WHAT TO DO >>
Where does the string "data" appear in the records? Copy every line that contains it.

EXTRACTED INFORMATION >>
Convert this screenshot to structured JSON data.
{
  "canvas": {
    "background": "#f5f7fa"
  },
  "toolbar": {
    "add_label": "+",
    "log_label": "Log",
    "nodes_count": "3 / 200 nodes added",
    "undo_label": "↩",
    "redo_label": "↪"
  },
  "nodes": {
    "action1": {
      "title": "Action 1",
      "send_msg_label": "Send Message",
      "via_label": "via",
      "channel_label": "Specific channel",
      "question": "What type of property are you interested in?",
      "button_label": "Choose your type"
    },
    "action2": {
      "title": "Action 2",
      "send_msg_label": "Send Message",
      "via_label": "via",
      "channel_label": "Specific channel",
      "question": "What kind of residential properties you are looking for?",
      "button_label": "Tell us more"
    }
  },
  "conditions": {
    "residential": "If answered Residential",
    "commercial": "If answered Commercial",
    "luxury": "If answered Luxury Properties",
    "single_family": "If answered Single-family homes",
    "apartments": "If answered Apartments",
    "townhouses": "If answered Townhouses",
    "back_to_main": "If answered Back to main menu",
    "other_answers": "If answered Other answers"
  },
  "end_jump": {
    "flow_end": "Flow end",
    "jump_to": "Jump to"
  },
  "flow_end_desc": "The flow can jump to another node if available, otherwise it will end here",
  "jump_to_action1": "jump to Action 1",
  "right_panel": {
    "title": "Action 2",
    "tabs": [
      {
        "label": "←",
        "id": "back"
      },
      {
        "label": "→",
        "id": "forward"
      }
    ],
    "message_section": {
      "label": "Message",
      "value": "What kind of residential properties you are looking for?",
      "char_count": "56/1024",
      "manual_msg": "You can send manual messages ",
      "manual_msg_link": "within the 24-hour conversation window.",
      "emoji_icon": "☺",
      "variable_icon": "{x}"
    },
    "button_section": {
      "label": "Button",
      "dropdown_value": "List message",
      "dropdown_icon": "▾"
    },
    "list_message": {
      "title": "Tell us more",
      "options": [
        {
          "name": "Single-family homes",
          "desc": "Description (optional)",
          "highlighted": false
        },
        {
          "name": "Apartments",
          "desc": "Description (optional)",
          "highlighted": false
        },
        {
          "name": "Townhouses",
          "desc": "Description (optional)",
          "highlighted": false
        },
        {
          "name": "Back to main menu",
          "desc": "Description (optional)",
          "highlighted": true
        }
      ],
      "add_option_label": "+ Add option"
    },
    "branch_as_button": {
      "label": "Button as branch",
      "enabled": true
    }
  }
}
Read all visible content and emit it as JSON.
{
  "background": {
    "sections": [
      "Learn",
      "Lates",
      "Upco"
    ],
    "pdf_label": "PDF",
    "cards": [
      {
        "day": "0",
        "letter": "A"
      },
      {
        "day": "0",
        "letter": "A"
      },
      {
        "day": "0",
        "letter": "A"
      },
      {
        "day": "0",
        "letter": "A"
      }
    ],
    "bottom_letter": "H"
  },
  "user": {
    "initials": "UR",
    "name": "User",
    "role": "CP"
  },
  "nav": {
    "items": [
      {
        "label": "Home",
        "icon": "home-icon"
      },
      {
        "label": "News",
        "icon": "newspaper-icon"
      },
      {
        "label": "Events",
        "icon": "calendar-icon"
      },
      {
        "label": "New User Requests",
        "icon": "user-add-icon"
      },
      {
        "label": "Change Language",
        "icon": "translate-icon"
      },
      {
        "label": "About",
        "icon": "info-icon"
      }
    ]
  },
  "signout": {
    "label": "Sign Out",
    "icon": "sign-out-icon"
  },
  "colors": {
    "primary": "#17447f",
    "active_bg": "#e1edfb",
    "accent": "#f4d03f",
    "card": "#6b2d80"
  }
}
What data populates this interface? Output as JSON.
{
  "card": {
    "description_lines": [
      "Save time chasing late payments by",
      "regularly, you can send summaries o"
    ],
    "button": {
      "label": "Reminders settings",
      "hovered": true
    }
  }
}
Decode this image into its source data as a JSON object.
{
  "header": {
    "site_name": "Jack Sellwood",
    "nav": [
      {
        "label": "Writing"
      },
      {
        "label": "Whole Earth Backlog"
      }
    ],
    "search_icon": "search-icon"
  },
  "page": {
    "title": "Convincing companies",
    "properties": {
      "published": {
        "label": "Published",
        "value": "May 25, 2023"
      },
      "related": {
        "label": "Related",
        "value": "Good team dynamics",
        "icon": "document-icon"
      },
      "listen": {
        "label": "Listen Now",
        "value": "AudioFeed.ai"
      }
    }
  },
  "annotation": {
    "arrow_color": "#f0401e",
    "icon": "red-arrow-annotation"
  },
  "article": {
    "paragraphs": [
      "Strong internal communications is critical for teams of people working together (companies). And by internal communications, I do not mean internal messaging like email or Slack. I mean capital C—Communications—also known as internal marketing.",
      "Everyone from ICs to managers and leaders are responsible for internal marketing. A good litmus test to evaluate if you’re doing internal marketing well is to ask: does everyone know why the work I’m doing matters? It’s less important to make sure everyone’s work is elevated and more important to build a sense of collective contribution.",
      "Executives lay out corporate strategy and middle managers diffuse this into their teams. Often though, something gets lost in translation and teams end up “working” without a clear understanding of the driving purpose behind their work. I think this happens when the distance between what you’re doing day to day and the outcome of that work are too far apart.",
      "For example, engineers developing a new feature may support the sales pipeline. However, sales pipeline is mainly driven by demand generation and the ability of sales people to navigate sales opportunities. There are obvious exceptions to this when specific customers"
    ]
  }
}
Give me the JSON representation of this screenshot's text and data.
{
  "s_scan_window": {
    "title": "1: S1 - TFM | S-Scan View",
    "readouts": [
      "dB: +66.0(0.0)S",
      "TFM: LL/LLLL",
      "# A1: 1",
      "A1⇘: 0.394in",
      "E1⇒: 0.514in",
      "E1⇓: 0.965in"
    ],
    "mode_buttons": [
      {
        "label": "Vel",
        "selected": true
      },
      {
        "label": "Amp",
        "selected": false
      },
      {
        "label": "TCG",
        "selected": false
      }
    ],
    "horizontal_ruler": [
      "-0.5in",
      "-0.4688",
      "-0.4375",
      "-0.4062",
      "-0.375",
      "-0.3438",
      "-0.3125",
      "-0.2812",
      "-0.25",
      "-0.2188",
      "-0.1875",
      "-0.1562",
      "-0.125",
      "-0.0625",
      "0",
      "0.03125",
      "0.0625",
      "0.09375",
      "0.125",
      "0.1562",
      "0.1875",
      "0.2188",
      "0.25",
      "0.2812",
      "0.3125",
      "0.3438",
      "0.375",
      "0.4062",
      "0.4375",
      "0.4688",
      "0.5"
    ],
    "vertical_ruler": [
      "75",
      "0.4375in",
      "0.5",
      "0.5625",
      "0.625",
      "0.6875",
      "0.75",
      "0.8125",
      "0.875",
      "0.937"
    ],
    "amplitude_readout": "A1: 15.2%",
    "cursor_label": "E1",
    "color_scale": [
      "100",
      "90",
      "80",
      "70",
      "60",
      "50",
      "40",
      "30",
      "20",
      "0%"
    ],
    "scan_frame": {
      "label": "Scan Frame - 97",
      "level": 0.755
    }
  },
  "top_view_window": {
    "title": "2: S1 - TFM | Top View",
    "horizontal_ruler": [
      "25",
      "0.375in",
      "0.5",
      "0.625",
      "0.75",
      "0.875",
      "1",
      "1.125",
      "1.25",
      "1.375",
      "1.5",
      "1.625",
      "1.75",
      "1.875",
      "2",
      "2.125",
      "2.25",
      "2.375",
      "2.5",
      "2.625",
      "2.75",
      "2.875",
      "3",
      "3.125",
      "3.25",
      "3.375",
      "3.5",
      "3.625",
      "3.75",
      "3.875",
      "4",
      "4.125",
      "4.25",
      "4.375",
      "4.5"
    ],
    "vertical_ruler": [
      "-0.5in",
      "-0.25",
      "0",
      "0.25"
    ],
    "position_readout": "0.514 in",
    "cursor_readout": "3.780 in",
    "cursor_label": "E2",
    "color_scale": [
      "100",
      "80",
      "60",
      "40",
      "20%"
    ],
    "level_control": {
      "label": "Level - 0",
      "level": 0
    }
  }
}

REPLY TO THE EXERCISE >>
Convert this screenshot to structured JSON data.
What data populates this interface? Output as JSON.
Decode this image into its source data as a JSON object.
Give me the JSON representation of this screenshot's text and data.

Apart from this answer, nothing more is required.